This subsection refers to women who are considered to have a public role in Afghanistan, such as a position in the former government, law enforcement, education, healthcare, NGOs, or media.

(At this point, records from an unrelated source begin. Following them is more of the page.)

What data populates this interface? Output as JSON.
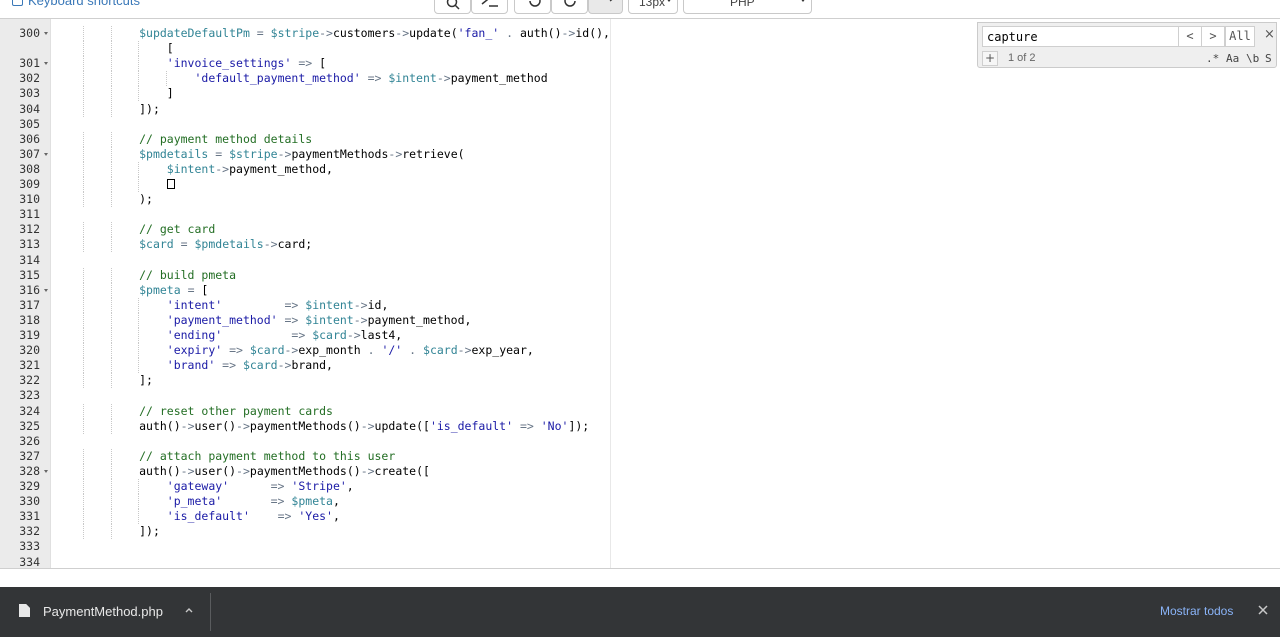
{
  "toolbar": {
    "keyboard_shortcuts": "Keyboard shortcuts",
    "font_size": "13px",
    "language": "PHP"
  },
  "editor": {
    "lines": [
      {
        "n": "300",
        "fold": true,
        "ind": 3,
        "t": [
          [
            "$updateDefaultPm",
            "v"
          ],
          [
            " = ",
            "o"
          ],
          [
            "$stripe",
            "v"
          ],
          [
            "->",
            "o"
          ],
          [
            "customers",
            "i"
          ],
          [
            "->",
            "o"
          ],
          [
            "update(",
            "i"
          ],
          [
            "'fan_'",
            "s"
          ],
          [
            " . ",
            "o"
          ],
          [
            "auth()",
            "i"
          ],
          [
            "->",
            "o"
          ],
          [
            "id(),",
            "i"
          ]
        ]
      },
      {
        "n": "",
        "fold": false,
        "ind": 4,
        "t": [
          [
            "[",
            "i"
          ]
        ]
      },
      {
        "n": "301",
        "fold": true,
        "ind": 4,
        "t": [
          [
            "'invoice_settings'",
            "s"
          ],
          [
            " => ",
            "o"
          ],
          [
            "[",
            "i"
          ]
        ]
      },
      {
        "n": "302",
        "fold": false,
        "ind": 5,
        "t": [
          [
            "'default_payment_method'",
            "s"
          ],
          [
            " => ",
            "o"
          ],
          [
            "$intent",
            "v"
          ],
          [
            "->",
            "o"
          ],
          [
            "payment_method",
            "i"
          ]
        ]
      },
      {
        "n": "303",
        "fold": false,
        "ind": 4,
        "t": [
          [
            "]",
            "i"
          ]
        ]
      },
      {
        "n": "304",
        "fold": false,
        "ind": 3,
        "t": [
          [
            "]);",
            "i"
          ]
        ]
      },
      {
        "n": "305",
        "fold": false,
        "ind": 0,
        "t": []
      },
      {
        "n": "306",
        "fold": false,
        "ind": 3,
        "t": [
          [
            "// payment method details",
            "c"
          ]
        ]
      },
      {
        "n": "307",
        "fold": true,
        "ind": 3,
        "t": [
          [
            "$pmdetails",
            "v"
          ],
          [
            " = ",
            "o"
          ],
          [
            "$stripe",
            "v"
          ],
          [
            "->",
            "o"
          ],
          [
            "paymentMethods",
            "i"
          ],
          [
            "->",
            "o"
          ],
          [
            "retrieve(",
            "i"
          ]
        ]
      },
      {
        "n": "308",
        "fold": false,
        "ind": 4,
        "t": [
          [
            "$intent",
            "v"
          ],
          [
            "->",
            "o"
          ],
          [
            "payment_method,",
            "i"
          ]
        ]
      },
      {
        "n": "309",
        "fold": false,
        "ind": 4,
        "t": [
          [
            "",
            "box"
          ]
        ]
      },
      {
        "n": "310",
        "fold": false,
        "ind": 3,
        "t": [
          [
            ");",
            "i"
          ]
        ]
      },
      {
        "n": "311",
        "fold": false,
        "ind": 0,
        "t": []
      },
      {
        "n": "312",
        "fold": false,
        "ind": 3,
        "t": [
          [
            "// get card",
            "c"
          ]
        ]
      },
      {
        "n": "313",
        "fold": false,
        "ind": 3,
        "t": [
          [
            "$card",
            "v"
          ],
          [
            " = ",
            "o"
          ],
          [
            "$pmdetails",
            "v"
          ],
          [
            "->",
            "o"
          ],
          [
            "card;",
            "i"
          ]
        ]
      },
      {
        "n": "314",
        "fold": false,
        "ind": 0,
        "t": []
      },
      {
        "n": "315",
        "fold": false,
        "ind": 3,
        "t": [
          [
            "// build pmeta",
            "c"
          ]
        ]
      },
      {
        "n": "316",
        "fold": true,
        "ind": 3,
        "t": [
          [
            "$pmeta",
            "v"
          ],
          [
            " = ",
            "o"
          ],
          [
            "[",
            "i"
          ]
        ]
      },
      {
        "n": "317",
        "fold": false,
        "ind": 4,
        "t": [
          [
            "'intent'",
            "s"
          ],
          [
            "         => ",
            "o"
          ],
          [
            "$intent",
            "v"
          ],
          [
            "->",
            "o"
          ],
          [
            "id,",
            "i"
          ]
        ]
      },
      {
        "n": "318",
        "fold": false,
        "ind": 4,
        "t": [
          [
            "'payment_method'",
            "s"
          ],
          [
            " => ",
            "o"
          ],
          [
            "$intent",
            "v"
          ],
          [
            "->",
            "o"
          ],
          [
            "payment_method,",
            "i"
          ]
        ]
      },
      {
        "n": "319",
        "fold": false,
        "ind": 4,
        "t": [
          [
            "'ending'",
            "s"
          ],
          [
            "          => ",
            "o"
          ],
          [
            "$card",
            "v"
          ],
          [
            "->",
            "o"
          ],
          [
            "last4,",
            "i"
          ]
        ]
      },
      {
        "n": "320",
        "fold": false,
        "ind": 4,
        "t": [
          [
            "'expiry'",
            "s"
          ],
          [
            " => ",
            "o"
          ],
          [
            "$card",
            "v"
          ],
          [
            "->",
            "o"
          ],
          [
            "exp_month",
            "i"
          ],
          [
            " . ",
            "o"
          ],
          [
            "'/'",
            "s"
          ],
          [
            " . ",
            "o"
          ],
          [
            "$card",
            "v"
          ],
          [
            "->",
            "o"
          ],
          [
            "exp_year,",
            "i"
          ]
        ]
      },
      {
        "n": "321",
        "fold": false,
        "ind": 4,
        "t": [
          [
            "'brand'",
            "s"
          ],
          [
            " => ",
            "o"
          ],
          [
            "$card",
            "v"
          ],
          [
            "->",
            "o"
          ],
          [
            "brand,",
            "i"
          ]
        ]
      },
      {
        "n": "322",
        "fold": false,
        "ind": 3,
        "t": [
          [
            "];",
            "i"
          ]
        ]
      },
      {
        "n": "323",
        "fold": false,
        "ind": 0,
        "t": []
      },
      {
        "n": "324",
        "fold": false,
        "ind": 3,
        "t": [
          [
            "// reset other payment cards",
            "c"
          ]
        ]
      },
      {
        "n": "325",
        "fold": false,
        "ind": 3,
        "t": [
          [
            "auth()",
            "i"
          ],
          [
            "->",
            "o"
          ],
          [
            "user()",
            "i"
          ],
          [
            "->",
            "o"
          ],
          [
            "paymentMethods()",
            "i"
          ],
          [
            "->",
            "o"
          ],
          [
            "update([",
            "i"
          ],
          [
            "'is_default'",
            "s"
          ],
          [
            " => ",
            "o"
          ],
          [
            "'No'",
            "s"
          ],
          [
            "]);",
            "i"
          ]
        ]
      },
      {
        "n": "326",
        "fold": false,
        "ind": 0,
        "t": []
      },
      {
        "n": "327",
        "fold": false,
        "ind": 3,
        "t": [
          [
            "// attach payment method to this user",
            "c"
          ]
        ]
      },
      {
        "n": "328",
        "fold": true,
        "ind": 3,
        "t": [
          [
            "auth()",
            "i"
          ],
          [
            "->",
            "o"
          ],
          [
            "user()",
            "i"
          ],
          [
            "->",
            "o"
          ],
          [
            "paymentMethods()",
            "i"
          ],
          [
            "->",
            "o"
          ],
          [
            "create([",
            "i"
          ]
        ]
      },
      {
        "n": "329",
        "fold": false,
        "ind": 4,
        "t": [
          [
            "'gateway'",
            "s"
          ],
          [
            "      => ",
            "o"
          ],
          [
            "'Stripe'",
            "s"
          ],
          [
            ",",
            "i"
          ]
        ]
      },
      {
        "n": "330",
        "fold": false,
        "ind": 4,
        "t": [
          [
            "'p_meta'",
            "s"
          ],
          [
            "       => ",
            "o"
          ],
          [
            "$pmeta",
            "v"
          ],
          [
            ",",
            "i"
          ]
        ]
      },
      {
        "n": "331",
        "fold": false,
        "ind": 4,
        "t": [
          [
            "'is_default'",
            "s"
          ],
          [
            "    => ",
            "o"
          ],
          [
            "'Yes'",
            "s"
          ],
          [
            ",",
            "i"
          ]
        ]
      },
      {
        "n": "332",
        "fold": false,
        "ind": 3,
        "t": [
          [
            "]);",
            "i"
          ]
        ]
      },
      {
        "n": "333",
        "fold": false,
        "ind": 0,
        "t": []
      },
      {
        "n": "334",
        "fold": false,
        "ind": 0,
        "t": []
      }
    ]
  },
  "search": {
    "query": "capture",
    "prev_label": "<",
    "next_label": ">",
    "all_label": "All",
    "close_label": "×",
    "add_label": "+",
    "count": "1 of 2",
    "regex_label": ".*",
    "case_label": "Aa",
    "word_label": "\\b",
    "selection_label": "S"
  },
  "download_bar": {
    "file_name": "PaymentMethod.php",
    "show_all": "Mostrar todos"
  },
  "colors": {
    "variable": "#318495",
    "string": "#1a1aa6",
    "comment": "#236e24",
    "operator": "#687687",
    "download_bar_bg": "#333537",
    "link": "#8ab4f8"
  }
}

For women, there are many societal and family restrictions. For example, the participation of women in the ANSF remained a taboo in society although the importance of women within the police had been reported in the press and female police officers were recruited. Most women in public roles faced intimidation, threats, violence, or killings. Women who worked outside the home, in general, encountered frequent sexual harassment and abuse at the workplace and could be considered by society as transgressing moral codes, as bringing dishonour to the family (e.g. women in law enforcement), and as being non-Afghan or Western (e.g. women in journalism). After the Taliban takeover there were reports of professional women staying indoors. Female human rights defenders and women’s rights activists have been considered to be in a particularly difficult situation because they were not only targeted for their work, but also for challenging social and religious patriarchal norms [Anti-government elements, 22.214.171.124; State structure, 2.1.2, 3.6; Conflict targeting, 126.96.36.199, 188.8.131.52, 184.108.40.206, 220.127.116.11, 18.104.22.168; Society-based targeting, 3.1, 3.3.2, 3.3.3, Security September 2021, 1.1.4]. In 2020 and the beginning of 2021, judicial officials continued to be targeted. In a situation of ‘poor security and direct threats to judges’, female judges in particular were reported to be reluctant ‘to work in remote districts.’ [Security June 2021, 1.4.2].
Women in public roles could be subjected to mistreatment by the Taliban and other armed groups, by the woman’s family or clan, as well as by society in general [Anti-Government Elements, 22.214.171.124; Society-based targeting, 3.3].
With regard to women in media, see 2.7 Journalists, media workers and human rights defenders. With regard to women in education, see 2.5 Educational personnel. With regard to female humanitarian workers and healthcare practitioners, see 2.6 Healthcare professionals and humanitarian workers, including individuals working for national and international NGOs.
The acts to which women in public roles could be exposed are of such severe nature that they would amount to persecution (e.g. violence and killings).
Limited and conflicting information concerning the policies and strategy the Taliban intend to pursue towards women in public roles renders an assessment of the future risk for individuals under this profile difficult based on current information. The assessment whether there is a reasonable degree of likelihood for the applicant to face persecution should take into account up-to-date information in this regard, as well as the possibility for persecution by other actors, including the family or society in general. Risk-impacting circumstances could include: being seen as not complying with conditions set by the Taliban, visibility of the applicant (e.g. nature of the work), conservative environment, perception of traditional gender roles by the family or network, etc.
Nexus to a reason for persecution
Available information indicates that persecution of this profile is highly likely to be for reasons of (imputed) political opinion and/or religion.
See other topics concerning women and girls: